2) National and international climate assessments should be written by climate scientists without significant conflicts of interest. Pielke indicated that he is not questioning the sincerity or integrity of the authors—just making the point that they are not, in his view, presenting the full picture. Well, in that for four IPCC assessments there has been unanimous acceptance of the IPCC chapters by the nations of the world without any nation taking exception, this recommendation seems to me to make his point sound as if it is more serious than it actually has been in practice, as noted earlier. I think what is more important is having an open process with an extensive and open review process—IPCC has really strived to do this well, something virtually none of the summary analyses by skeptical scientists have even attempted.

3) In working on policy, the focus should be on reducing the threats from climate variability and change and from other environmental stresses, and the focus should be resource-based and on local and regional variability—not mainly on long-term change. As one aspect of a comprehensive approach, this seems a very good point, reinforcing what the National Assessment attempted and some regions have been able to carry forward at least a bit, but long-term change is going to be having an increasing influence and cannot in any reasonable way simply be treated as background noise.

Q&A discussion of the presentation

The questions raised had a sharper critical tone than Pielke’s talk, with Pat Michaels talking about a “sickness” in the science community—which Pielke seemed to indicate was further than he wanted to go with his criticism (basically, Pielke was accepting that human-induced climate change is real, just not dominant, while Michaels seemed to be totally dismissive of it). Other discussion focused on problems perceived and experienced with the peer-review process—basically that comments of some in the audience on the assessment documents did not lead to the changes in the text that they wanted (that the comments may be biased in their own way did not seem to be considered a possible reason for this), and that attempts to publish views not in line with the prevailing view have been rejected. In that peer-reviewed journal articles are the basis of the IPCC review process, one questioner indicated that he got back review comments that said his journal article should not be published in a particular peer-reviewed journal because it would give ammunition to Skeptics. I would agree this is not an acceptable reason not to publish, but without a lot more information about other possible shortcomings in the article, it is not possible to tell if this was the primary reason or just a flippant comment. Basically, it is not enough to be written—articles must be related to the fundamental understanding of how the Earth system works now and has worked in the past; journals at not just reproduction and distribution systems, they have been established to build rigorously on the scientific traditions and knowledge of the past.

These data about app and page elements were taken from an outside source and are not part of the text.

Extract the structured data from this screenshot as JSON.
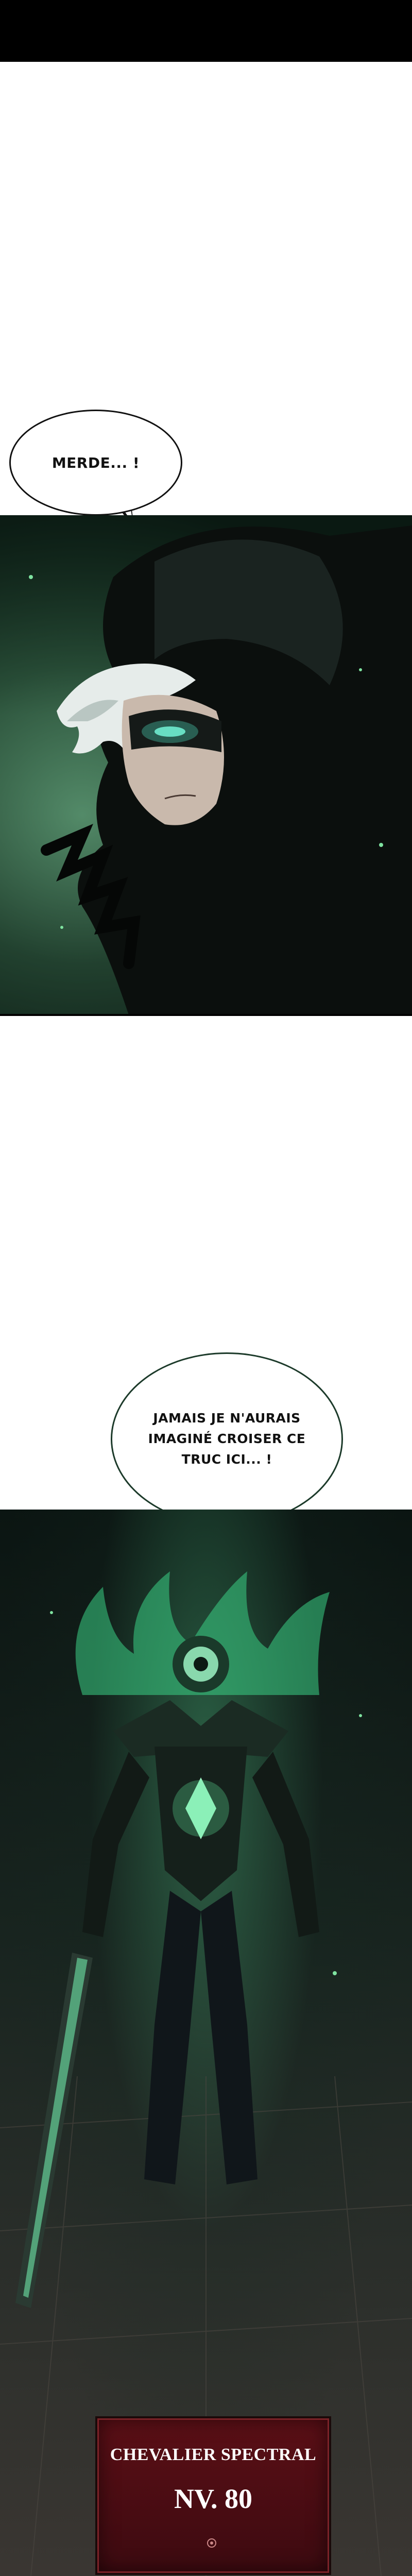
{
  "panels": {
    "bubble1": "MERDE... !",
    "bubble2_lines": [
      "JAMAIS JE N'AURAIS",
      "IMAGINÉ CROISER CE",
      "TRUC ICI... !"
    ]
  },
  "card": {
    "name": "CHEVALIER SPECTRAL",
    "level": "NV. 80"
  },
  "colors": {
    "card_bg": "#5b0f16",
    "glow_green": "#5fe39a",
    "panel_dark": "#0d1a14"
  }
}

In my view, the way around complaints about the review is to make it fully open (so everyone can comment) and to post on the Web both the comments and the name and affiliation of the person making the comments, as IPCC and the CCSP have been doing. This would, I would suggest, help make sure that review comments are seriously made and seriously considered. Indeed, this rule change could make the review process a lot more work, but I think it would make the actual assessments better and more likely to be seen as done fairly. Pielke favored posting the review comments on the Web (and presumably the response to the comments by the authors), but to not associate the name of the reviewer with their comments, a position that I think would allow all sorts of irresponsible comments to come in with no incentive for reviewers to be thoughtful and careful in their analyses.

Summary impression

Overall, my sense was that this was a more thoughtful discussion of the issues than Prof. Pielke has presented in the past—and one that one could engage with. So, that’s progress.